ExL events occur every Tuesday in a different Greek house, beginning Jan. 6 and running through March 3.

Aside from ExL, programs such as faculty dinners sponsored by Greek houses bring students, faculty and alumni together.

Taylor Watson ’16, former academic chair at Sig Ep, said that his fraternity has organized numerous discussions with faculty and alumni focused on both entrepreneurship and experiential learning, among other topics. Recently, Sig Ep hosted economics professors Charles Wheelan ’88 and Marjorie Rose to discuss topics such as personal finance with an emphasis on their own experiences.

Watson said that it can be challenging to provoke a great deal of interest in such events among students. Appropriate topic selection and thorough advertisement are key to raising turnout, he said.

“You basically have to pick professors people know, pick interesting subjects, interesting food and advertise it well,” he said.

Alpha Chi Alpha fraternity, which has not been involved in ExL, hosted Andrew Seidman ’09 in a discussion about risk evaluation, poker and entrepreneurship recently, president Noah Reichblum ’15 said.

Reichblum also emphasized the ability of Greek organizations to bring together student leaders from around campus in one place to foster academics and entrepreneurial efforts.

“Within Alpha Chi, academics do take a priority,” he said.

Greek organizations do not have a common agenda for academic events, Watson said.

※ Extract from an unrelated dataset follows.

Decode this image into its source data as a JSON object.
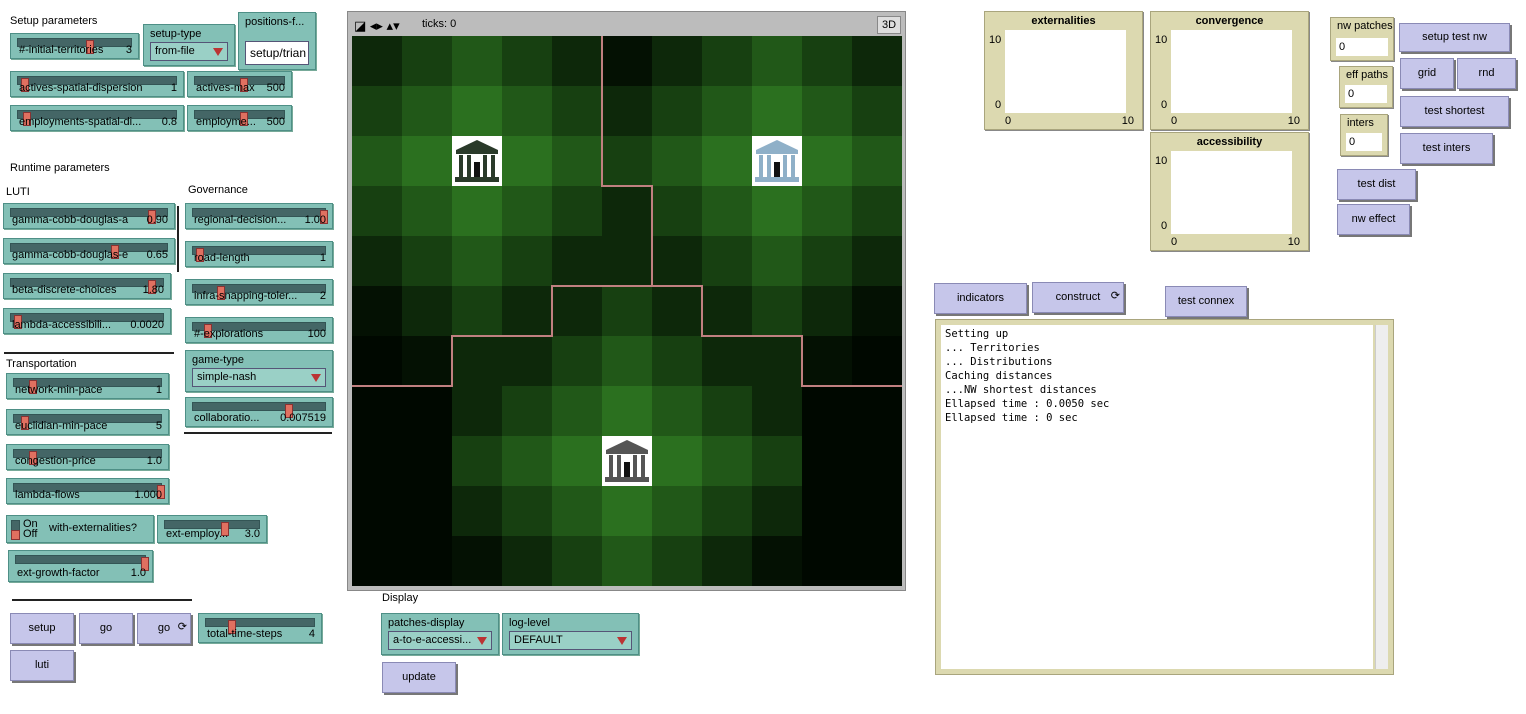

They typically organize their events separately, and he noted that the prioritization of members’ interests dissuades houses from working together to host events.

“The real goal of bringing academics and Greek life together is to put academics outside the context they’re traditionally viewed in,” Taylor said.

Panhellenic Council vice president for public relations Jessica Ke ’15 said that each Panhell member organization plans its own events, but Panhell may fund events hosted by multiple member chapters.

“Every house tries to emphasize things that are important to its members,” Ke said.

While College President Phil Hanlon has emphasized experiential learning, neither ExL nor other Greek programs are directly affiliated with the College’s efforts.

“It’s exciting to see that President Hanlon is on board with experiential learning throughout the College and that he embraces that throughout the Greek system,” Turner said.

The presidents of numerous Greek organizations either declined to comment or did not respond to requests seeking comment by press time.